A line belongs in the answer if it contains "Other"; copy every such line from the entries below.

-- MATERIAL FOR THE TASK follows --

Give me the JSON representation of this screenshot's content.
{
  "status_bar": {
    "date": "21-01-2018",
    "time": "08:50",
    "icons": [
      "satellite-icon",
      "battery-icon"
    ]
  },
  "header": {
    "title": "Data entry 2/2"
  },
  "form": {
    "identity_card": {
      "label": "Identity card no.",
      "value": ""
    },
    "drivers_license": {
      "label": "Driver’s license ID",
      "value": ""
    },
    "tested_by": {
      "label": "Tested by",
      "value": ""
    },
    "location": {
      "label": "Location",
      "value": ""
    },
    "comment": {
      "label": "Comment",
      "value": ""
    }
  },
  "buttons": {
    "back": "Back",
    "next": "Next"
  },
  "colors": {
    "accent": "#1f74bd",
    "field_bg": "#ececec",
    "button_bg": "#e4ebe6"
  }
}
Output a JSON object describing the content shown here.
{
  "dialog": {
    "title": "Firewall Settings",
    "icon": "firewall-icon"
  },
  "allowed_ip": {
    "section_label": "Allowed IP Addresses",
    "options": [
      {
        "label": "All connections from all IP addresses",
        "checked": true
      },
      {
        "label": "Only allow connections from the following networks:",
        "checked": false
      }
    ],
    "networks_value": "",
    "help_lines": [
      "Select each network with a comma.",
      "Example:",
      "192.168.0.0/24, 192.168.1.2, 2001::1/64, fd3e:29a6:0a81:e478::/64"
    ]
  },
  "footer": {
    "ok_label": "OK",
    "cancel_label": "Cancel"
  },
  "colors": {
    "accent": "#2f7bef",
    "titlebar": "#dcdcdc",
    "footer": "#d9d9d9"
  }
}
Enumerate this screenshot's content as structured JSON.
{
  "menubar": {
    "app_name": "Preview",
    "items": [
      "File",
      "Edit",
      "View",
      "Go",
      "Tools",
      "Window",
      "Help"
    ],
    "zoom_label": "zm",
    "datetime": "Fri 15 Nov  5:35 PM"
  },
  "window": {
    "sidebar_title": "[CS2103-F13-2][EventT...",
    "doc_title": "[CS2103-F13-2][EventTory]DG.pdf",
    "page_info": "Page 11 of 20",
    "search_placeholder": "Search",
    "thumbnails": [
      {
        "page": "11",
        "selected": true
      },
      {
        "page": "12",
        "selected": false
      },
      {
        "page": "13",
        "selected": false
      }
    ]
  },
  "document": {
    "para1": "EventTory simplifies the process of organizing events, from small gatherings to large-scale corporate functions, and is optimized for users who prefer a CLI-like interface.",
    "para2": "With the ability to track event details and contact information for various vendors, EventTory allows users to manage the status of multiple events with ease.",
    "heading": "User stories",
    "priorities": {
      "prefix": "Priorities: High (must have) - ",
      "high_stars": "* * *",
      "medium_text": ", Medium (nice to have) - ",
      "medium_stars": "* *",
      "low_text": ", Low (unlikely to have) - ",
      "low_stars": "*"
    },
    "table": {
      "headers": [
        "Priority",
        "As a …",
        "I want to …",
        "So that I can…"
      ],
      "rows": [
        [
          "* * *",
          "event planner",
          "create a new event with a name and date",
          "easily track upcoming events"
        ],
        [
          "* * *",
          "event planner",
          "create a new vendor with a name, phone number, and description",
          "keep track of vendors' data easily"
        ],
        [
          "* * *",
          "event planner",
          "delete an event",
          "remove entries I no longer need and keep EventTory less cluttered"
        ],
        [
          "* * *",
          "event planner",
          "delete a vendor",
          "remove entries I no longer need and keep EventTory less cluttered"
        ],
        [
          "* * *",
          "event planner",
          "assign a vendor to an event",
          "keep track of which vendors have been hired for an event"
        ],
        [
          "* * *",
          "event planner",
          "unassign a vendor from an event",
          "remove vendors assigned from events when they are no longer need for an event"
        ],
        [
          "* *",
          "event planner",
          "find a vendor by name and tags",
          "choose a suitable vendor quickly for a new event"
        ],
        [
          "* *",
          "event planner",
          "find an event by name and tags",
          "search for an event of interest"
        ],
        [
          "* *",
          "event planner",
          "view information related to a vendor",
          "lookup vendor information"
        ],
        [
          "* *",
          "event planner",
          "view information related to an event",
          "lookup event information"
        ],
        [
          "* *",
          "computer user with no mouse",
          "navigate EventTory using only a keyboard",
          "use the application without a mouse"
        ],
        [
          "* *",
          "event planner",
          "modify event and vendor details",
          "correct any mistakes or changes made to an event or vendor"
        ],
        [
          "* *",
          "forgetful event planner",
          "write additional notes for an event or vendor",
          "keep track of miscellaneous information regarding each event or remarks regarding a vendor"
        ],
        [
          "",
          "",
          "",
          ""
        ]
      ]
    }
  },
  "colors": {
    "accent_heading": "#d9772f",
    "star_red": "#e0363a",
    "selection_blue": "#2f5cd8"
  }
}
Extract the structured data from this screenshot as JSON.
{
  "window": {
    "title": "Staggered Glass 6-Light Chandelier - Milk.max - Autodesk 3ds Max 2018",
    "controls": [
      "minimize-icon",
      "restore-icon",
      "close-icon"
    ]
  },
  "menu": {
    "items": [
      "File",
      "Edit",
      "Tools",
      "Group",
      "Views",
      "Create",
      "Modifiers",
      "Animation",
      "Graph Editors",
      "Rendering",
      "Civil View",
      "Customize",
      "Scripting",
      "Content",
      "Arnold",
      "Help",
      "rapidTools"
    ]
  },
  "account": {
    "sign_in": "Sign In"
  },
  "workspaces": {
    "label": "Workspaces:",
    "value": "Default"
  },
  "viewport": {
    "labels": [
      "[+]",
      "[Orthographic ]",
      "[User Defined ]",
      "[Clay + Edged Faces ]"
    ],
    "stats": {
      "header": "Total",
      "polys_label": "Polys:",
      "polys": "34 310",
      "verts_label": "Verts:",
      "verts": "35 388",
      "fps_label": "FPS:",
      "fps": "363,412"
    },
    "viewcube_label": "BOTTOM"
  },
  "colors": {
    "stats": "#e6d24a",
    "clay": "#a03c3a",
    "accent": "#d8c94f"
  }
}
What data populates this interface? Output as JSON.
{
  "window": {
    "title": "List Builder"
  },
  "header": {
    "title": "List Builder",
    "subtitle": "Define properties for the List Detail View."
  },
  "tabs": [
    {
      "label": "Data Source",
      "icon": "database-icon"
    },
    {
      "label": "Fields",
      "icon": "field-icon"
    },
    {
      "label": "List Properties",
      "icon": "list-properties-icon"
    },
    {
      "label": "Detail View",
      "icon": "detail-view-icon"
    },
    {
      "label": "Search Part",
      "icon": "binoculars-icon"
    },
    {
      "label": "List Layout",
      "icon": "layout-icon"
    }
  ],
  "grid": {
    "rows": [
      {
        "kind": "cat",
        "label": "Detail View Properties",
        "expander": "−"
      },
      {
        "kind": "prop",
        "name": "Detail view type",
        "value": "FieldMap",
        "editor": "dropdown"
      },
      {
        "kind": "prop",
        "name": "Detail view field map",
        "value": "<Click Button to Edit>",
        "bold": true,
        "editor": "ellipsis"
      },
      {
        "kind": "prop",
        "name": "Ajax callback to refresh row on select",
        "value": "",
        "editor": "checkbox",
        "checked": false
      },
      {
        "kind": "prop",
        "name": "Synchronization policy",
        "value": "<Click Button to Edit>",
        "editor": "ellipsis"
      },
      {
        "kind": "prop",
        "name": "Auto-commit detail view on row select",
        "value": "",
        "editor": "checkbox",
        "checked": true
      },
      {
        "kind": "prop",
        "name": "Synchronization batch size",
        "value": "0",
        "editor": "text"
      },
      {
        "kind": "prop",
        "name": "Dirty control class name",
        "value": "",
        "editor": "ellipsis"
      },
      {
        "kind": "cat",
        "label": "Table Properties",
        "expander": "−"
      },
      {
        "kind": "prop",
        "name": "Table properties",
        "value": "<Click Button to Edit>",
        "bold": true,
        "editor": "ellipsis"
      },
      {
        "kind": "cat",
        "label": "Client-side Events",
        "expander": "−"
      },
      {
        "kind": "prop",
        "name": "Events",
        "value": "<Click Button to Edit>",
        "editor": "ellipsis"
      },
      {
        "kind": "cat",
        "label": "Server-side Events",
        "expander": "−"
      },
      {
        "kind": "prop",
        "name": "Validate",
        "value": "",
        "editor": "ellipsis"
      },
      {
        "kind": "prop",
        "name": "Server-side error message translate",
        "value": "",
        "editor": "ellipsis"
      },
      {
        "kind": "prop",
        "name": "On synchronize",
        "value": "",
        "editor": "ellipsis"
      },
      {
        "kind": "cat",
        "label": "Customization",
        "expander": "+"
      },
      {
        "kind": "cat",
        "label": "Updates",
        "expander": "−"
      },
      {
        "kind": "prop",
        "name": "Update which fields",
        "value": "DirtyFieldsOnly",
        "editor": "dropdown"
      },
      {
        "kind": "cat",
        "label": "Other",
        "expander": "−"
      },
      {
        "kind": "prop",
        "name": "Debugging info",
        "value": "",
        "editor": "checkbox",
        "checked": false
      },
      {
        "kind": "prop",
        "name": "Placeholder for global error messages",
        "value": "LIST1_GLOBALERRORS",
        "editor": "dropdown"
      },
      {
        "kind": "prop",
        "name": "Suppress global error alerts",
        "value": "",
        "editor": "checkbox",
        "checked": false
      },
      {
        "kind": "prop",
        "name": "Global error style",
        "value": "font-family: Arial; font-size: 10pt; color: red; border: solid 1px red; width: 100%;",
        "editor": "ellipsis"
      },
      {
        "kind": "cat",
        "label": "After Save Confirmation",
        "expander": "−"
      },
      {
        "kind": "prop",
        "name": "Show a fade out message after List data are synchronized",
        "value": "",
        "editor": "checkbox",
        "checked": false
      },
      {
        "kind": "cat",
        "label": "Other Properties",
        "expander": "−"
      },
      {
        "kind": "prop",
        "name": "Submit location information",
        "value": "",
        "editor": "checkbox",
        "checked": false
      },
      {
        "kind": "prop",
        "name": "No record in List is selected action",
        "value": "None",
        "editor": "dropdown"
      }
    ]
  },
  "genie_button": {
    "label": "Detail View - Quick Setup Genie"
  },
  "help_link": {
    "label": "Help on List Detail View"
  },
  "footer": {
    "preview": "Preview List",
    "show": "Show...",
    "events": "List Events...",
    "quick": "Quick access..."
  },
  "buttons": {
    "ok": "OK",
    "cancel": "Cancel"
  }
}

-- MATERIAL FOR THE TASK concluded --

* _WORKED SOLUTION_:
        "label": "Other",
        "label": "Other Properties",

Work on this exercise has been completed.